## The data
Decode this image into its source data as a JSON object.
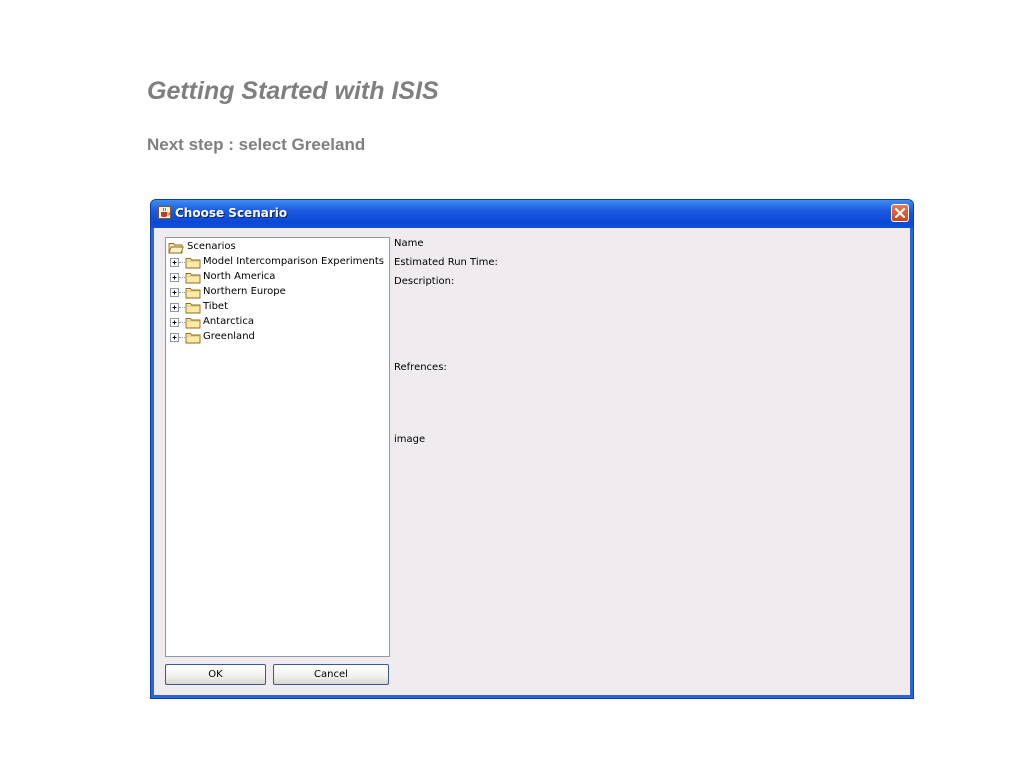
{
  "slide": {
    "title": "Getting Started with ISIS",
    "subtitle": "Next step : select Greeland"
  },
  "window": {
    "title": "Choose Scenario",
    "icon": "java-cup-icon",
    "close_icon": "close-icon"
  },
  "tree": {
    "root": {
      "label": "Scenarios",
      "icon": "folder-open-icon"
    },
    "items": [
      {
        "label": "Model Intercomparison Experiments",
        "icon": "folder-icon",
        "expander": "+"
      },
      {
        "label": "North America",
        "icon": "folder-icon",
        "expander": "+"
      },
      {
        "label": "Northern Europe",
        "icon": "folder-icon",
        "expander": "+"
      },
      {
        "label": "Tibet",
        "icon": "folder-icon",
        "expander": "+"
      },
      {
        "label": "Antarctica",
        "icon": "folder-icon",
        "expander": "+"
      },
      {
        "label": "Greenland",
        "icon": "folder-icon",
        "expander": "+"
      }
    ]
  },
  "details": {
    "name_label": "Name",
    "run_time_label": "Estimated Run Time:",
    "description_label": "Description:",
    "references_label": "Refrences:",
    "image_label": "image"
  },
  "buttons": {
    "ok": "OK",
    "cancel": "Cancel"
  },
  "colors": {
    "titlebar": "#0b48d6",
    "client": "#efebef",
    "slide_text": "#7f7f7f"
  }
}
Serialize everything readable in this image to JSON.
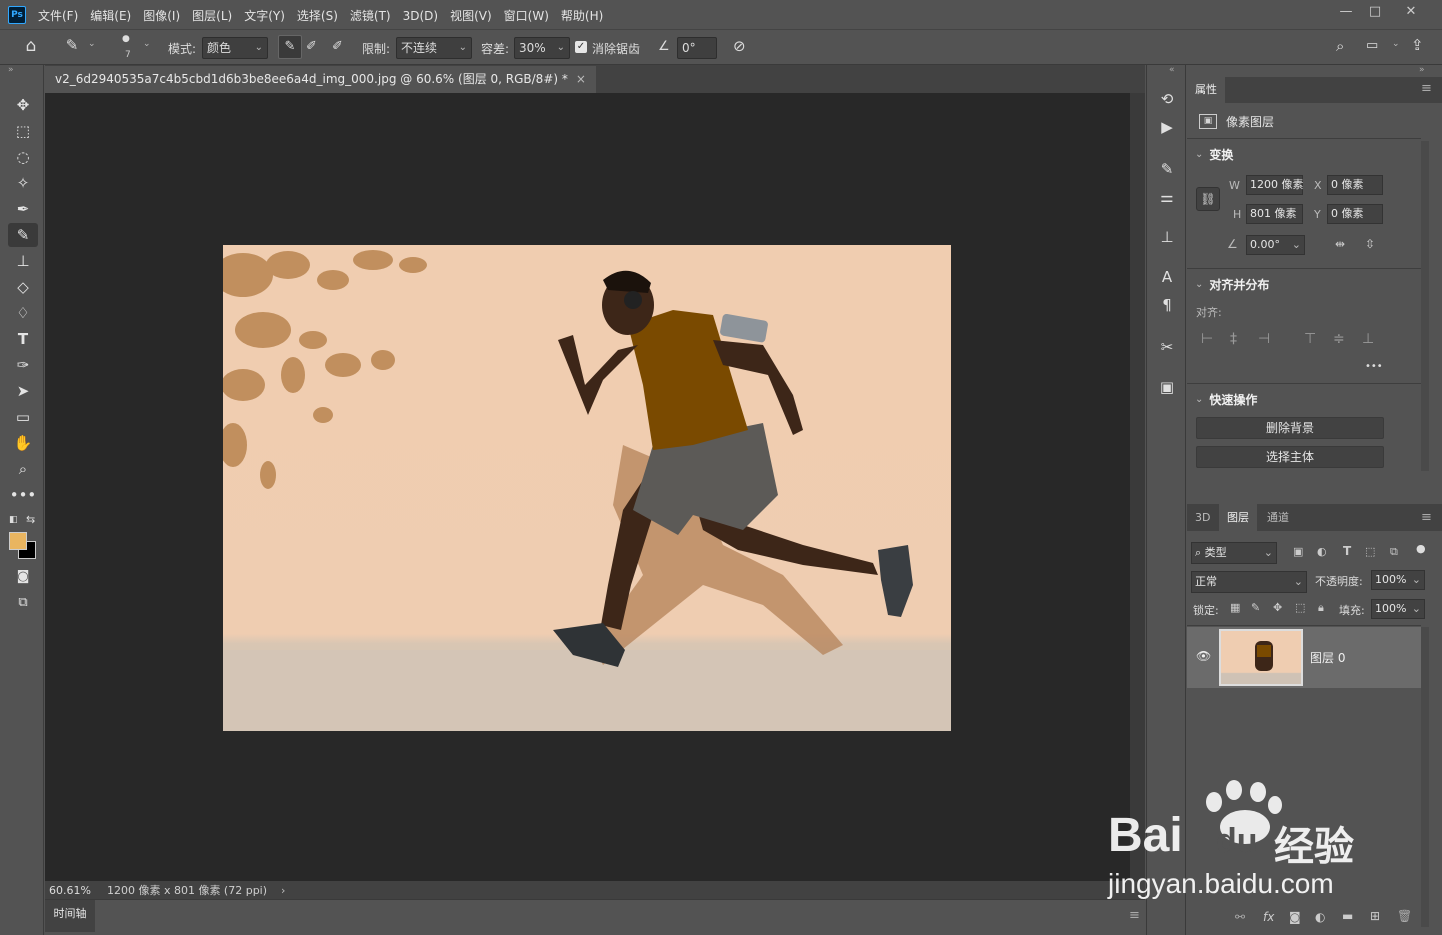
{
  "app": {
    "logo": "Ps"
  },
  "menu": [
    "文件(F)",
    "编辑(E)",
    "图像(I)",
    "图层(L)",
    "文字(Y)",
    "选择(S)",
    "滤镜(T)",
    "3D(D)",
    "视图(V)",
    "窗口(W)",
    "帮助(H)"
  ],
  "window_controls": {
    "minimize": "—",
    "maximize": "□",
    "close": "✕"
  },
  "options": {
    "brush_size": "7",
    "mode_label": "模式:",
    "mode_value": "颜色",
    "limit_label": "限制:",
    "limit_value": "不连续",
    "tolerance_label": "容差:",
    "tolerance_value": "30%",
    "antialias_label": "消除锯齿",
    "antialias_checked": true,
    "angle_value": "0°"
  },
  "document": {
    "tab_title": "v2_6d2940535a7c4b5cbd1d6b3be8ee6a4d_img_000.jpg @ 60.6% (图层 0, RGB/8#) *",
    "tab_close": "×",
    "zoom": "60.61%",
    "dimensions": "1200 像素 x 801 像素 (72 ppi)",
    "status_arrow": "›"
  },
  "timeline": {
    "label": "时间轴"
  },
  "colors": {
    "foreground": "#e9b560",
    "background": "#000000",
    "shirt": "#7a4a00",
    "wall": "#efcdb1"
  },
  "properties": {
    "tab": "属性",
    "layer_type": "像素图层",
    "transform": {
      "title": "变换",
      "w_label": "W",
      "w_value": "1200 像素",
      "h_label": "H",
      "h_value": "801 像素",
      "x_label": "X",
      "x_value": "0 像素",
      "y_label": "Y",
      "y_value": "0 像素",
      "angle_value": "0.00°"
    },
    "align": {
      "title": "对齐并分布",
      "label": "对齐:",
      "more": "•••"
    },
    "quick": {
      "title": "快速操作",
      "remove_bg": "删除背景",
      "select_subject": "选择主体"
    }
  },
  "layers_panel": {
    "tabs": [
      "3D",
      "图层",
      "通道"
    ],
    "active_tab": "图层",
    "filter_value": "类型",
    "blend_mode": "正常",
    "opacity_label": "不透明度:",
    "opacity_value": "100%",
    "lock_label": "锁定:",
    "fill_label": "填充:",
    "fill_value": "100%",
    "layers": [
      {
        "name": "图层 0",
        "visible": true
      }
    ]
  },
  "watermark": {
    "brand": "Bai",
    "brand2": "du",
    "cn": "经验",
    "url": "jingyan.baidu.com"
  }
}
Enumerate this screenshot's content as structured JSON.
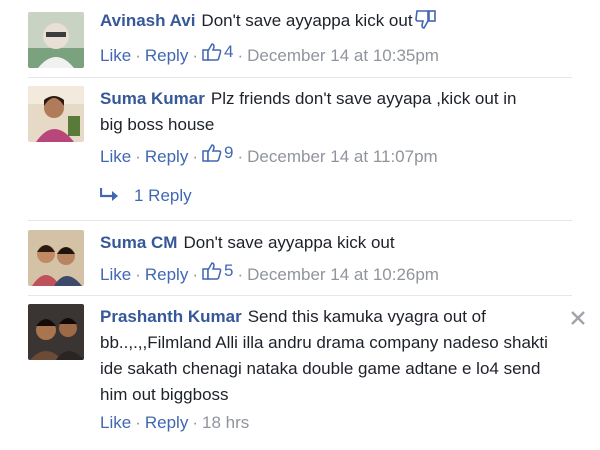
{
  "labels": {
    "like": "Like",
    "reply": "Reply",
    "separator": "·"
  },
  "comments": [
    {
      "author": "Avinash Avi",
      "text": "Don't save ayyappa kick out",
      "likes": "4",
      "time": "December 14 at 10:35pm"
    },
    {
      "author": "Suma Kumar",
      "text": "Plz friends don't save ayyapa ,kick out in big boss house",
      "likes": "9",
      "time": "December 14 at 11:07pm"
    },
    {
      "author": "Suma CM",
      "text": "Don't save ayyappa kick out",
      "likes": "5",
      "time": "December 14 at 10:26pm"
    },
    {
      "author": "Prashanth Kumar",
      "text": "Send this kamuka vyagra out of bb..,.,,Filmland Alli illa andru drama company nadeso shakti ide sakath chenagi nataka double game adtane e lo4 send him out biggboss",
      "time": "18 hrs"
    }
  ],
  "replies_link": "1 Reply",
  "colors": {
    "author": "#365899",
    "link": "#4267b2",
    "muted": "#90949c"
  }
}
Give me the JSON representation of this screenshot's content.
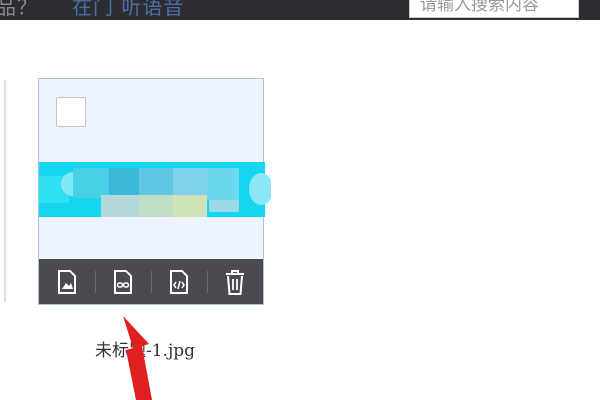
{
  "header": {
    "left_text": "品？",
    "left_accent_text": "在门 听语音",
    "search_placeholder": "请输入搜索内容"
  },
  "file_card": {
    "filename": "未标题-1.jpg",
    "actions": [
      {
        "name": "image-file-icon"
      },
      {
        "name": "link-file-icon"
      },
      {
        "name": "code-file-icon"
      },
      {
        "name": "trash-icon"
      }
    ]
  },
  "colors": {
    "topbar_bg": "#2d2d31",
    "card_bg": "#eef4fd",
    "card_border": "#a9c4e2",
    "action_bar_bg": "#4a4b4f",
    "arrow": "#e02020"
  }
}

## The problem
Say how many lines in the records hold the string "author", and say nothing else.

## The completed task
5